In France, with the campaign for Sunday's EU referendum in its final frantic sprint, it remains practically impossible to find a good word for the "No" camp in the mainstream papers, despite its lead in the opinion polls.
In Germany, four days after Chancellor Gerhard Schroeder's call for fresh elections following of his Social Democrats' defeat in a key regional poll, the papers ponder the prospects and policies of the main opposition parties.
The Spanish papers note Eta's violent response to the government's offer of dialogue.
Mr Chirac's dilemma
Under the heading of "Chirac and a big date for the Yes" vote, Paris's Le Figaro pins its hopes on President Jacques Chirac's radio and TV address on Thursday evening, his third and last of the referendum campaign.
The paper expects Mr Chirac "solemnly" to urge voters "to show a sense of responsibility... in the face of a historic choice". He will also "endeavour to reassure (them) on the issues of the EU's enlargement and the relocation of jobs", it adds.
"We shall find out on Sunday," the paper says, "whether the president managed to convince the undecided".
The left-wing Liberation finds what it sees as a "lonely and unpopular" Jacques Chirac "facing the abyss" of a 'No' vote caused more by his government's policies than by dislike of the European Constitution.
The paper has a suggestion, but it carries a sting in the tail.
In order to differentiate between the two issues, it contends, Mr Chirac "must (in his broadcast) this evening commit himself to dissolving parliament... whatever the result of the referendum".
Such an attitude, the paper argues, "would enable the French to vote first on the (European) Constitutional Treaty, and then again... to elect a new National Assembly".
Mr Schroeder's affliction
In Germany, the Berliner Zeitung says the conservative opposition parties are almost certain to win the general election expected to be held in September.
The paper says that Chancellor Gerhard Schroeder has "as good as resigned", while his party "has admitted that it does not know how to boost growth or cut unemployment".
"So why should voters put their cross next to the Social Democrats?" it asks.
But the opposition parties, the paper warns, must put forward specific and realistic policies if they want to demonstrate their ability to govern.
It says Christian Democratic Union leader Angela Merkel, "will have to learn to take decisions more swiftly than in the past". But Ms Merkel is "sufficiently power-conscious and experienced to become chancellor", the paper believes.
Der Tagesspiegel wonders to what extent foreign policy would change if the Christian Union parties were to come to power.
The paper notes the opposition's charge that Mr Schroeder has ruined Berlin's relations with Washington and damaged the EU by forging alliances with Paris, Moscow and Beijing.
But it doubts that a CDU-led government would initiate radical policy changes.

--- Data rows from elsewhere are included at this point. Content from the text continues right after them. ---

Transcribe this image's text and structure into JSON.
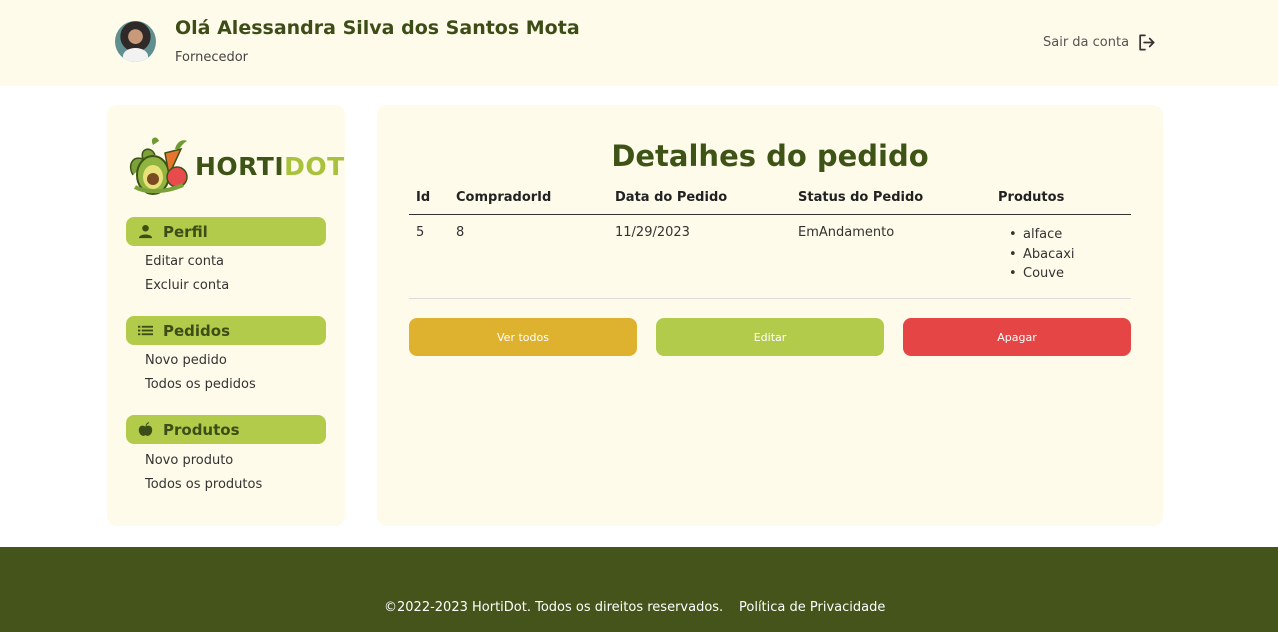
{
  "header": {
    "greeting": "Olá Alessandra Silva dos Santos Mota",
    "role": "Fornecedor",
    "logout_label": "Sair da conta",
    "logout_icon": "logout-icon"
  },
  "sidebar": {
    "logo": {
      "part1": "HORTI",
      "part2": "DOT"
    },
    "sections": [
      {
        "label": "Perfil",
        "icon": "user-icon",
        "items": [
          "Editar conta",
          "Excluir conta"
        ]
      },
      {
        "label": "Pedidos",
        "icon": "list-icon",
        "items": [
          "Novo pedido",
          "Todos os pedidos"
        ]
      },
      {
        "label": "Produtos",
        "icon": "apple-icon",
        "items": [
          "Novo produto",
          "Todos os produtos"
        ]
      }
    ]
  },
  "main": {
    "title": "Detalhes do pedido",
    "columns": [
      "Id",
      "CompradorId",
      "Data do Pedido",
      "Status do Pedido",
      "Produtos"
    ],
    "row": {
      "id": "5",
      "comprador_id": "8",
      "data": "11/29/2023",
      "status": "EmAndamento",
      "produtos": [
        "alface",
        "Abacaxi",
        "Couve"
      ]
    },
    "buttons": {
      "ver_todos": "Ver todos",
      "editar": "Editar",
      "apagar": "Apagar"
    }
  },
  "footer": {
    "copyright": "©2022-2023 HortiDot. Todos os direitos reservados.",
    "privacy": "Política de Privacidade"
  },
  "colors": {
    "header_bg": "#fefbea",
    "accent_green": "#b3cb4a",
    "dark_green": "#3e5316",
    "footer_bg": "#45541a",
    "btn_yellow": "#deb12e",
    "btn_green": "#b3cb4a",
    "btn_red": "#e64545"
  }
}
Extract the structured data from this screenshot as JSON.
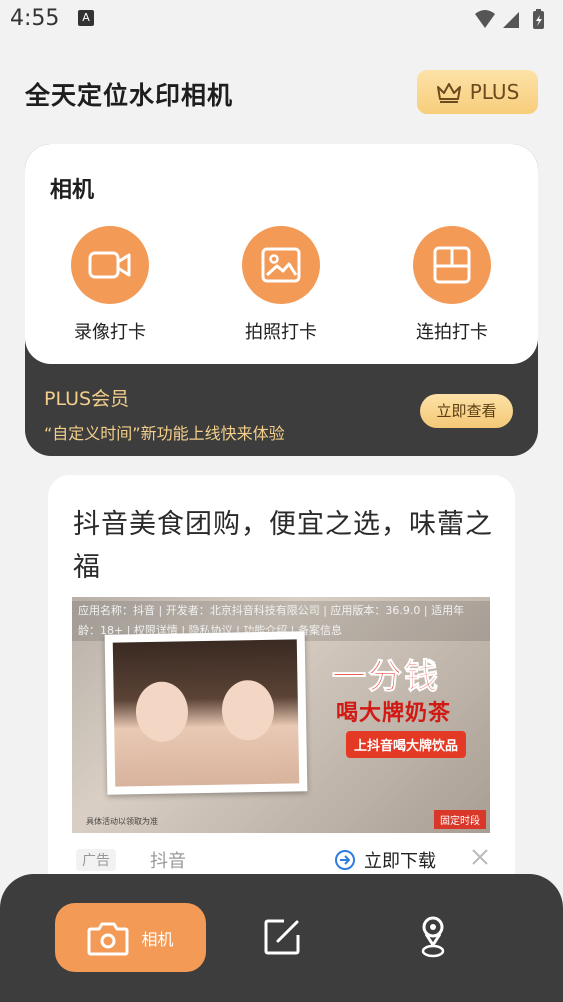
{
  "status_bar": {
    "time": "4:55",
    "notification_badge": "A",
    "icons": [
      "wifi-icon",
      "signal-icon",
      "battery-icon"
    ]
  },
  "header": {
    "title": "全天定位水印相机",
    "plus_label": "PLUS"
  },
  "camera_section": {
    "title": "相机",
    "items": [
      {
        "label": "录像打卡",
        "icon": "video-icon"
      },
      {
        "label": "拍照打卡",
        "icon": "image-icon"
      },
      {
        "label": "连拍打卡",
        "icon": "layout-icon"
      }
    ]
  },
  "plus_member": {
    "title": "PLUS会员",
    "subtitle": "“自定义时间”新功能上线快来体验",
    "button": "立即查看"
  },
  "ad": {
    "title": "抖音美食团购，便宜之选，味蕾之福",
    "info_text": "应用名称：抖音 | 开发者：北京抖音科技有限公司 | 应用版本：36.9.0 | 适用年龄：18+ | 权限详情 | 隐私协议 | 功能介绍 | 备案信息",
    "promo_line1": "一分钱",
    "promo_line2": "喝大牌奶茶",
    "promo_line3": "上抖音喝大牌饮品",
    "corner_tag": "固定时段",
    "fine_print": "具体活动以领取为准",
    "badge": "广告",
    "source": "抖音",
    "download": "立即下载"
  },
  "bottom_nav": {
    "active_label": "相机",
    "items": [
      "camera-icon",
      "edit-icon",
      "location-icon"
    ]
  },
  "colors": {
    "accent": "#f29a56",
    "dark": "#3d3d3d",
    "gold": "#f3cf8b",
    "background": "#f2f2f2"
  }
}
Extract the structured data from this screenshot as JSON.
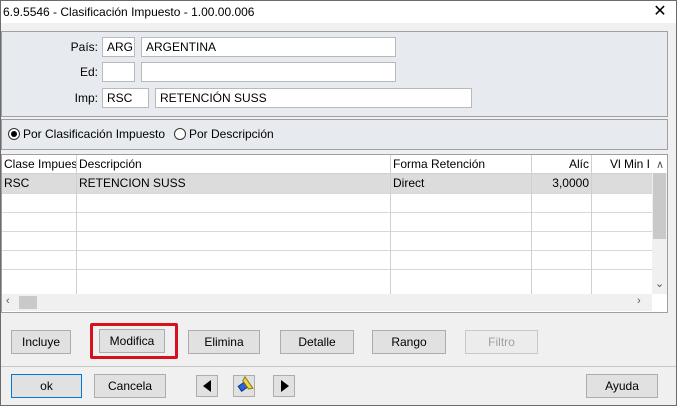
{
  "window": {
    "title": "6.9.5546 - Clasificación Impuesto - 1.00.00.006"
  },
  "form": {
    "pais_label": "País:",
    "pais_code": "ARG",
    "pais_name": "ARGENTINA",
    "ed_label": "Ed:",
    "ed_code": "",
    "ed_name": "",
    "imp_label": "Imp:",
    "imp_code": "RSC",
    "imp_name": "RETENCIÓN SUSS"
  },
  "sort": {
    "option1": "Por Clasificación Impuesto",
    "option2": "Por Descripción",
    "selected": "option1"
  },
  "grid": {
    "columns": [
      "Clase Impuesto",
      "Descripción",
      "Forma Retención",
      "Alíc",
      "Vl Min I"
    ],
    "rows": [
      [
        "RSC",
        "RETENCION SUSS",
        "Direct",
        "3,0000",
        ""
      ]
    ]
  },
  "buttons": {
    "incluye": "Incluye",
    "modifica": "Modifica",
    "elimina": "Elimina",
    "detalle": "Detalle",
    "rango": "Rango",
    "filtro": "Filtro",
    "ok": "ok",
    "cancela": "Cancela",
    "ayuda": "Ayuda"
  },
  "colors": {
    "highlight": "#d6101c"
  },
  "icons": {
    "prev": "triangle-left-icon",
    "search": "flashlight-icon",
    "next": "triangle-right-icon"
  }
}
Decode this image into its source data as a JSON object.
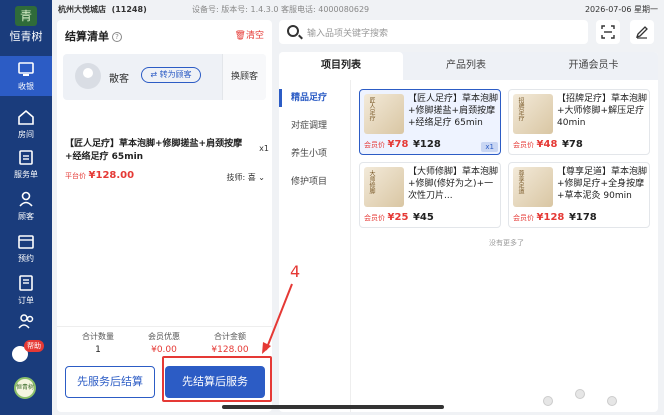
{
  "status_bar": {
    "store": "杭州大悦城店",
    "store_id": "(11248)",
    "device": "设备号: 版本号: 1.4.3.0  客服电话: 4000080629",
    "datetime": "2026-07-06 星期一"
  },
  "brand": {
    "logo_mark": "青",
    "name": "恒青树"
  },
  "sidebar": {
    "items": [
      {
        "label": "收银"
      },
      {
        "label": "房间"
      },
      {
        "label": "服务单"
      },
      {
        "label": "顾客"
      },
      {
        "label": "预约"
      },
      {
        "label": "订单"
      },
      {
        "label": "员工"
      }
    ],
    "help_badge": "帮助",
    "avatar_text": "恒青树"
  },
  "cart": {
    "title": "结算清单",
    "help_icon": "?",
    "clear_label": "清空",
    "customer_name": "散客",
    "to_member_label": "转为顾客",
    "swap_label": "换顾客",
    "item": {
      "title": "【匠人足疗】草本泡脚+修脚搓盐+肩颈按摩+经络足疗 65min",
      "qty": "x1",
      "price_label": "平台价",
      "price": "¥128.00",
      "tech_label": "技师:",
      "tech_value": "喜"
    },
    "summary": {
      "count_label": "合计数量",
      "count": "1",
      "discount_label": "会员优惠",
      "discount": "¥0.00",
      "total_label": "合计金额",
      "total": "¥128.00"
    },
    "btn_later": "先服务后结算",
    "btn_first": "先结算后服务"
  },
  "search": {
    "placeholder": "输入品项关键字搜索"
  },
  "tabs": [
    "项目列表",
    "产品列表",
    "开通会员卡"
  ],
  "categories": [
    "精品足疗",
    "对症调理",
    "养生小项",
    "修护项目"
  ],
  "products": [
    {
      "title": "【匠人足疗】草本泡脚+修脚搓盐+肩颈按摩+经络足疗 65min",
      "thumb": "匠人足疗",
      "member_label": "会员价",
      "member_price": "¥78",
      "price": "¥128",
      "qty": "x1",
      "selected": true
    },
    {
      "title": "【招牌足疗】草本泡脚+大师修脚+解压足疗 40min",
      "thumb": "招牌足疗",
      "member_label": "会员价",
      "member_price": "¥48",
      "price": "¥78",
      "qty": "",
      "selected": false
    },
    {
      "title": "【大师修脚】草本泡脚+修脚(修好为之)+一次性刀片...",
      "thumb": "大师修脚",
      "member_label": "会员价",
      "member_price": "¥25",
      "price": "¥45",
      "qty": "",
      "selected": false
    },
    {
      "title": "【尊享足道】草本泡脚+修脚足疗+全身按摩+草本泥灸 90min",
      "thumb": "尊享足道",
      "member_label": "会员价",
      "member_price": "¥128",
      "price": "¥178",
      "qty": "",
      "selected": false
    }
  ],
  "no_more": "没有更多了",
  "annotation": {
    "step": "4"
  },
  "colors": {
    "primary": "#2c5cc5",
    "sidebar": "#1a3c7c",
    "accent_red": "#e53935"
  }
}
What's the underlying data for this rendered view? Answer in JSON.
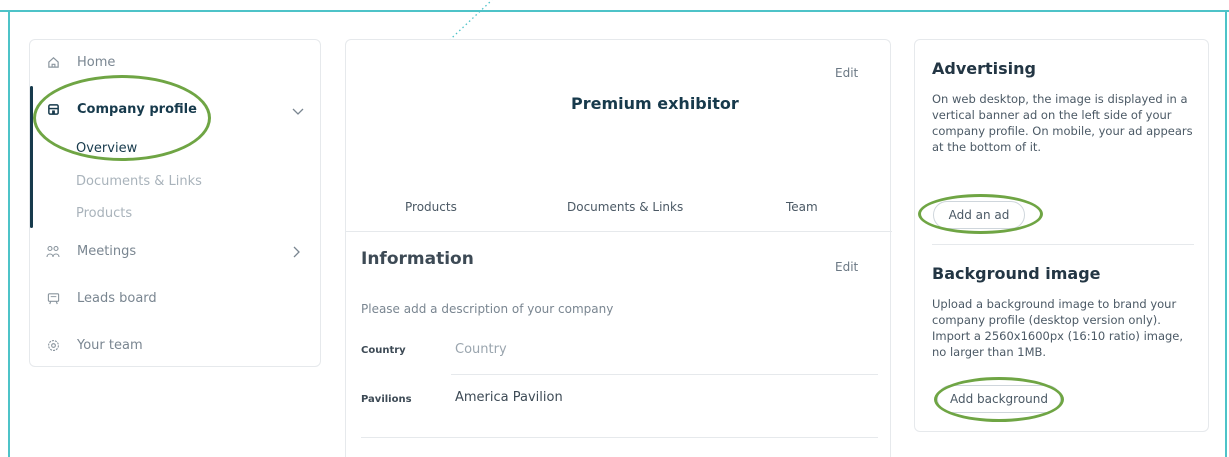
{
  "sidebar": {
    "items": [
      {
        "label": "Home",
        "icon": "home-icon"
      },
      {
        "label": "Company profile",
        "icon": "store-icon"
      },
      {
        "label": "Meetings",
        "icon": "meetings-icon"
      },
      {
        "label": "Leads board",
        "icon": "leads-board-icon"
      },
      {
        "label": "Your team",
        "icon": "team-gear-icon"
      }
    ],
    "subitems": [
      {
        "label": "Overview"
      },
      {
        "label": "Documents & Links"
      },
      {
        "label": "Products"
      }
    ]
  },
  "banner": {
    "title": "Premium exhibitor",
    "edit_label": "Edit"
  },
  "tabs": [
    {
      "label": "Products"
    },
    {
      "label": "Documents & Links"
    },
    {
      "label": "Team"
    }
  ],
  "information": {
    "title": "Information",
    "edit_label": "Edit",
    "description_placeholder": "Please add a description of your company",
    "rows": [
      {
        "label": "Country",
        "value": "Country"
      },
      {
        "label": "Pavilions",
        "value": "America Pavilion"
      }
    ]
  },
  "advertising": {
    "title": "Advertising",
    "text": "On web desktop, the image is displayed in a vertical banner ad on the left side of your company profile. On mobile, your ad appears at the bottom of it.",
    "button": "Add an ad"
  },
  "background": {
    "title": "Background image",
    "text": "Upload a background image to brand your company profile (desktop version only). Import a 2560x1600px (16:10 ratio) image, no larger than 1MB.",
    "button": "Add background"
  },
  "colors": {
    "accent_teal": "#4ec3c8",
    "highlight_green": "#6fa544",
    "navy": "#173a4c"
  }
}
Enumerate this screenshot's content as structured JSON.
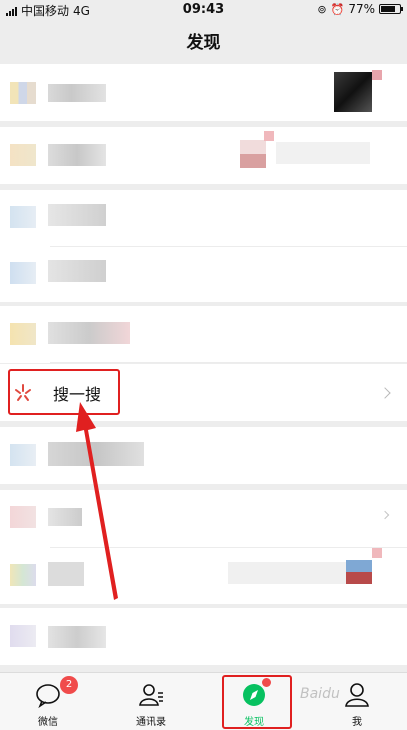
{
  "status_bar": {
    "carrier": "中国移动",
    "network": "4G",
    "time": "09:43",
    "battery": "77%",
    "battery_level": 0.77
  },
  "nav": {
    "title": "发现"
  },
  "search_row": {
    "label": "搜一搜"
  },
  "tabs": [
    {
      "label": "微信",
      "icon": "chat-icon",
      "badge": "2"
    },
    {
      "label": "通讯录",
      "icon": "contacts-icon"
    },
    {
      "label": "发现",
      "icon": "compass-icon",
      "active": true
    },
    {
      "label": "我",
      "icon": "profile-icon"
    }
  ],
  "watermark": "Baidu",
  "colors": {
    "accent": "#07c160",
    "annotation_red": "#e02020",
    "badge_red": "#f04b4b",
    "background": "#ededed"
  }
}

"It is in any case hard to imagine", the paper says, a Chancellor Merkel following President Bush's example and setting Vladimir Putin "an ultimatum to promote democracy and a proper judiciary" in Russia.
And it adds that the opposition would not want to give up what the paper describes as "the great increase in trust Germany enjoys as a result of the chancellor's attitude in the Iraq conflict".
In Spain, a powerful car bomb preceded by a warning claiming to be from the Basque separatist group Eta yesterday wounded 52 people in Madrid. It was the seventh attack since Prime Minister Rodriguez Zapatero offered Eta negotiations if it renounces violence.
No-one was killed, says Madrid's El Pais, "but those under whose orders the bombs are detonated know full well that where there are wounded there might have been dead".
"They also know," it adds, "that this bomb and the other six planted in Guipuzcoa after the tabling of a resolution on ending the violence through dialogue, strengthen the positions of those against such a course."
The resolution approved by the Madrid parliament stipulates that any dialogue must be preceded by an "unequivocal" sign from Eta showing a "clear will" to give up violence.
"It is clear that no such will has been shown," it argues, "and that the bomb attacks express the opposite attitude."
El Mundo, also in Madrid, urges Prime Minister Zapatero to - as the paper puts it - "come down from his cloud".
Yesterday's bomb, it says, "should make Mr Zapatero consider Eta's real intentions". This attack and the ones which preceded it, the paper argues, "are the group's answer to the government's offer of dialogue".
Under the heading of "Eta makes itself heard", La Razon says that the Basque group either "failed to grasp the exact extent of the offer of negotiations, or else is not prepared to meet its conditions and objectives".
"The triple course of police action, the machinery of the judiciary and international cooperation," the paper argues, "provides the most effective means of defeating terrorism".
The European press review is compiled by BBC Monitoring from internet editions of the main European newspapers and some early printed editions.